This book covers Rosen’s life until he left university at 23. Perhaps unsurprisingly, given that Rosen is the author of many children’s books, this means that the writing is often from a child’s perspective. I found it amusing reading about how a young child attributes communism…

1 October 2018 Samra Mayanja

Verso, 2018; 352pp; £9.99

When I told a friend that I was reviewing this book she was very excited to learn that Segal, a seasoned feminist academic and activist, was reaching a younger audience. This was because of the impact Segal had on my friend’s own feminist thought, years ago. Those, like myself, who have not encountered Segal’s work before, will find this book transformative in its ability to communicate the power of collective joy as a tool for resistance.

Segal’s thesis is meandering in style, straightforward in argument and essential in content…

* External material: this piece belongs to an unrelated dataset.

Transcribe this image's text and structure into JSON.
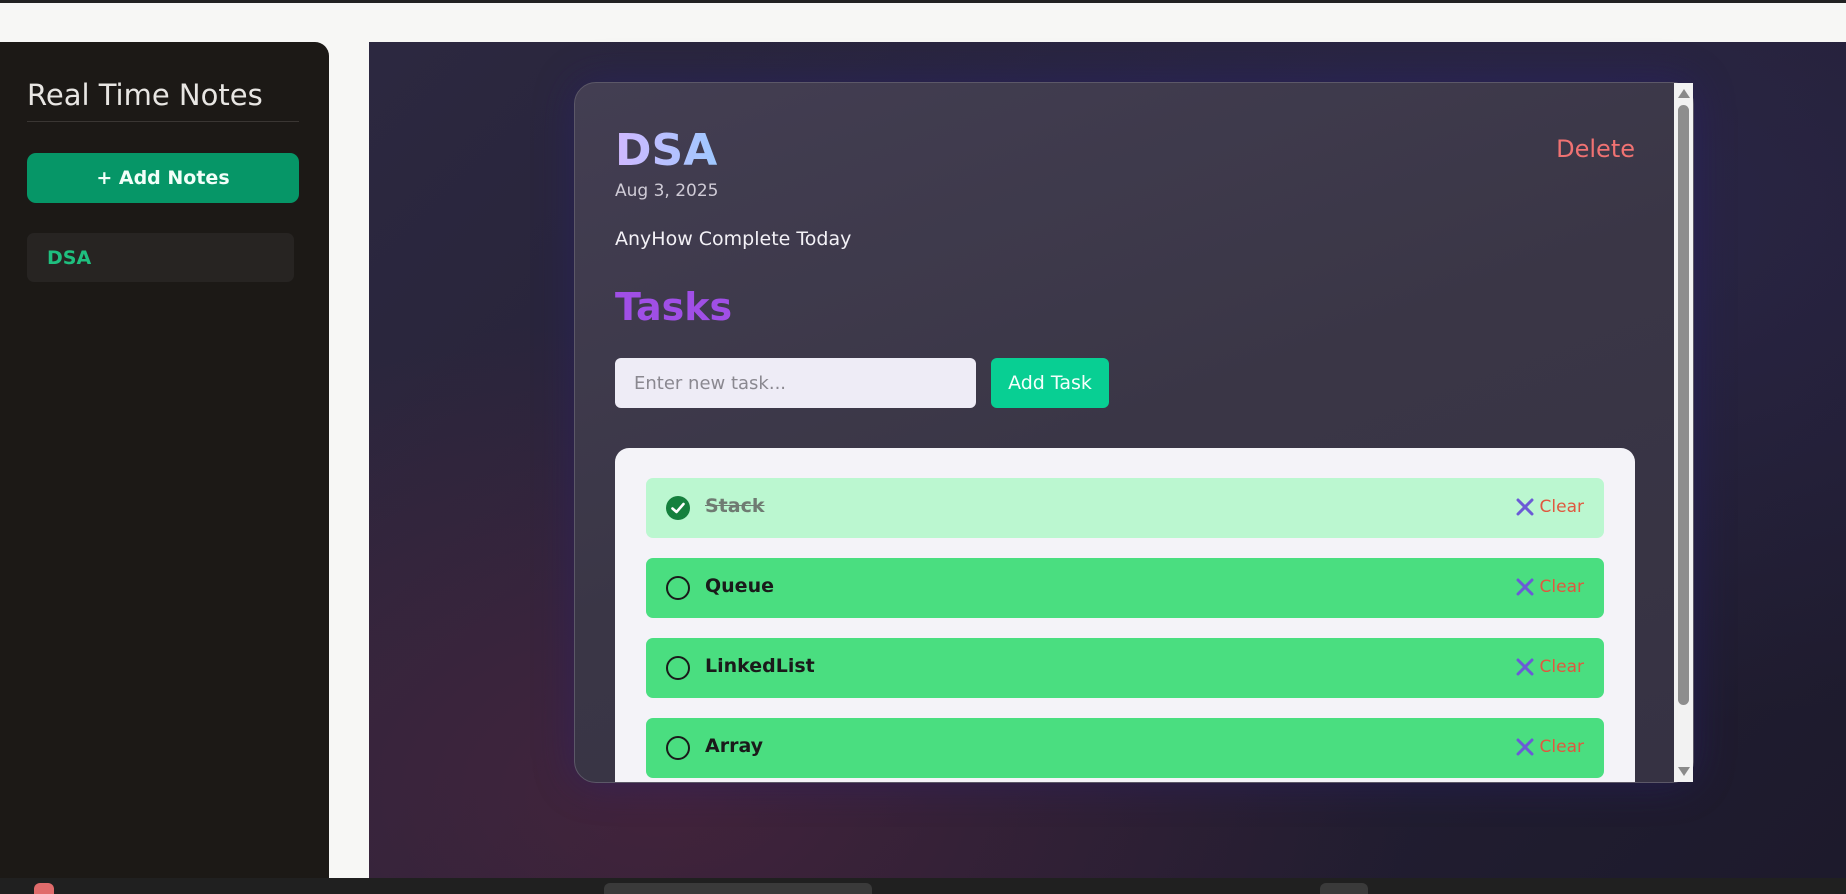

1 October 2018 Emily Carrigan

PM Press, 2017; 288pp; £17.99

In his preface to this book Noam Chomsky claims that the book ‘merits great respect and close attention’ and I cannot disagree. In fact, I strongly recommend it to anyone presently involved in activism or movement building aimed at meaningful social change.

In part two, Albert puts forward a persuasive argument for ‘participatory economics’ (an economic system  based on participatory decision making) as an alternative to markets and central planning.

Thankfully however, he does not think that wider change will be…

1 October 2018 Fiorella Lecoutteux

OR Books, 2018; 366pp; £13, available to purchase online here

The title of this book refers to a line in Mike Marqusee’s poem ‘Egypt’. In it, Egyptian people are filling a public square, presumably Cairo’s Tahrir Square, their images captured on TV. Much like a dream, Marqusee writes, what is happening is ‘turbulent and calm, much wished for, full of surprise.’ But unlike a dream, this is a revolution that will leave ‘definable traces in the atmosphere, like incense.’ He concludes: ‘I know this is not a dream because like a dream / everything is changed in its wake.’

This beautiful poem…

1 August 2018 Erica Smith

Four Corners Books, 2018; 128pp; £10

In the summer of 1968, a young man named Sam Lord combined forces with Peter Dukes and Jean Lou Msika (a French Tunisian expelled from France because of his involvement in the May uprisings in Paris) to set up a low-cost/no-cost screenprint workshop in a damp basement on London’s Camden Road.

Over the next three years, the Poster Workshop printed thousands of revolutionary/protest posters from hundreds of designs. Peter Dukes kept a copy of every poster that was printed.

Now a representative selection of these posters…

1 August 2018 Erica Smith

Ditchling Museum of Art + Craft, Lodge Hill Lane, Ditchling, East Sussex BN6 8SP until 14 October (Tues – Sat: 10.30am–5pm; Sundays & bank holidays: 11am – 5pm; £6.50 / £5.50, under-16s free)


emergency use soft shoulder (1966). Photo: Josh White, courtesy Corite Art Centre, Immaculate Heart Community, Los Angeles

Ditchling Museum of Art and Craft may seem an unlikely place to host an exhibition of 1960s Warhol-inspired socially-engaged prints from California, but these brightly-coloured, life-affirming texts by Corita Kent make for an exciting dialogue with artworks by members of the Roman Catholic local artistic community in the permanent collection.

In 1921, sculptor and type-designer Eric Gill was one of the…